Give every entry again precisely as it appears.
======== INFORMATION
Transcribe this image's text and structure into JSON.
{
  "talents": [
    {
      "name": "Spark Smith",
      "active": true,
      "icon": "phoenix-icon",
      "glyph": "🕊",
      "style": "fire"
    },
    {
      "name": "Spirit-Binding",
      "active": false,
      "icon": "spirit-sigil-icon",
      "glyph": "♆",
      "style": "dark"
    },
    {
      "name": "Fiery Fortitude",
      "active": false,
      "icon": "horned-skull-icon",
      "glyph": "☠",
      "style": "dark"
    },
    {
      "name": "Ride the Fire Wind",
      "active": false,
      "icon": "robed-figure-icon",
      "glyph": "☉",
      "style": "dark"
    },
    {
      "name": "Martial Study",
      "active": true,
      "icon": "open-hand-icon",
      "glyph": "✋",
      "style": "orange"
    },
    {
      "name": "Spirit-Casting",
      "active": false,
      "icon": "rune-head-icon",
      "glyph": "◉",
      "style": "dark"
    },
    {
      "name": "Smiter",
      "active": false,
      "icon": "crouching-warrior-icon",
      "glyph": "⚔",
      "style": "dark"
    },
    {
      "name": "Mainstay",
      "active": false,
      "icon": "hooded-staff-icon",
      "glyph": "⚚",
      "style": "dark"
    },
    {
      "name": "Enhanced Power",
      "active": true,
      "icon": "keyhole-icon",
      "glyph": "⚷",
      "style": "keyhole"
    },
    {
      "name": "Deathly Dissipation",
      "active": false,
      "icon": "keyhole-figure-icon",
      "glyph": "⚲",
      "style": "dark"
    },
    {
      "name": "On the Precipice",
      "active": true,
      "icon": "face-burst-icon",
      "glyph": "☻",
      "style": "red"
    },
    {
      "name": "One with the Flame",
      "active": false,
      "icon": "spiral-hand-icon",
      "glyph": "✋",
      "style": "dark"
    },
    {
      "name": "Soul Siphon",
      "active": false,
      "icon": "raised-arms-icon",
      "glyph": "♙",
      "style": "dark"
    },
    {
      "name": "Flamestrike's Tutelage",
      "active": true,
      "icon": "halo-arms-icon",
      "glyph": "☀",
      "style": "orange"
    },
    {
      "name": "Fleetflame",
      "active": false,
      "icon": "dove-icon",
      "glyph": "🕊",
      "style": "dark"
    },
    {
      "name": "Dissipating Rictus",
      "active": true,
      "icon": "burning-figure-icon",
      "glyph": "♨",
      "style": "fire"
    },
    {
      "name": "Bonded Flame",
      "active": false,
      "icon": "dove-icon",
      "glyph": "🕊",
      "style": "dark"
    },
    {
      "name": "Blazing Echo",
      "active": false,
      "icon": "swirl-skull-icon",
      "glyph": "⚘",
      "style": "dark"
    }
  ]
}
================
EXERCISE ANSWER >>
Transcribe this image's text and structure into JSON.
{
  "talents": [
    {
      "name": "Spark Smith",
      "active": true,
      "icon": "phoenix-icon",
      "glyph": "🕊",
      "style": "fire"
    },
    {
      "name": "Spirit-Binding",
      "active": false,
      "icon": "spirit-sigil-icon",
      "glyph": "♆",
      "style": "dark"
    },
    {
      "name": "Fiery Fortitude",
      "active": false,
      "icon": "horned-skull-icon",
      "glyph": "☠",
      "style": "dark"
    },
    {
      "name": "Ride the Fire Wind",
      "active": false,
      "icon": "robed-figure-icon",
      "glyph": "☉",
      "style": "dark"
    },
    {
      "name": "Martial Study",
      "active": true,
      "icon": "open-hand-icon",
      "glyph": "✋",
      "style": "orange"
    },
    {
      "name": "Spirit-Casting",
      "active": false,
      "icon": "rune-head-icon",
      "glyph": "◉",
      "style": "dark"
    },
    {
      "name": "Smiter",
      "active": false,
      "icon": "crouching-warrior-icon",
      "glyph": "⚔",
      "style": "dark"
    },
    {
      "name": "Mainstay",
      "active": false,
      "icon": "hooded-staff-icon",
      "glyph": "⚚",
      "style": "dark"
    },
    {
      "name": "Enhanced Power",
      "active": true,
      "icon": "keyhole-icon",
      "glyph": "⚷",
      "style": "keyhole"
    },
    {
      "name": "Deathly Dissipation",
      "active": false,
      "icon": "keyhole-figure-icon",
      "glyph": "⚲",
      "style": "dark"
    },
    {
      "name": "On the Precipice",
      "active": true,
      "icon": "face-burst-icon",
      "glyph": "☻",
      "style": "red"
    },
    {
      "name": "One with the Flame",
      "active": false,
      "icon": "spiral-hand-icon",
      "glyph": "✋",
      "style": "dark"
    },
    {
      "name": "Soul Siphon",
      "active": false,
      "icon": "raised-arms-icon",
      "glyph": "♙",
      "style": "dark"
    },
    {
      "name": "Flamestrike's Tutelage",
      "active": true,
      "icon": "halo-arms-icon",
      "glyph": "☀",
      "style": "orange"
    },
    {
      "name": "Fleetflame",
      "active": false,
      "icon": "dove-icon",
      "glyph": "🕊",
      "style": "dark"
    },
    {
      "name": "Dissipating Rictus",
      "active": true,
      "icon": "burning-figure-icon",
      "glyph": "♨",
      "style": "fire"
    },
    {
      "name": "Bonded Flame",
      "active": false,
      "icon": "dove-icon",
      "glyph": "🕊",
      "style": "dark"
    },
    {
      "name": "Blazing Echo",
      "active": false,
      "icon": "swirl-skull-icon",
      "glyph": "⚘",
      "style": "dark"
    }
  ]
}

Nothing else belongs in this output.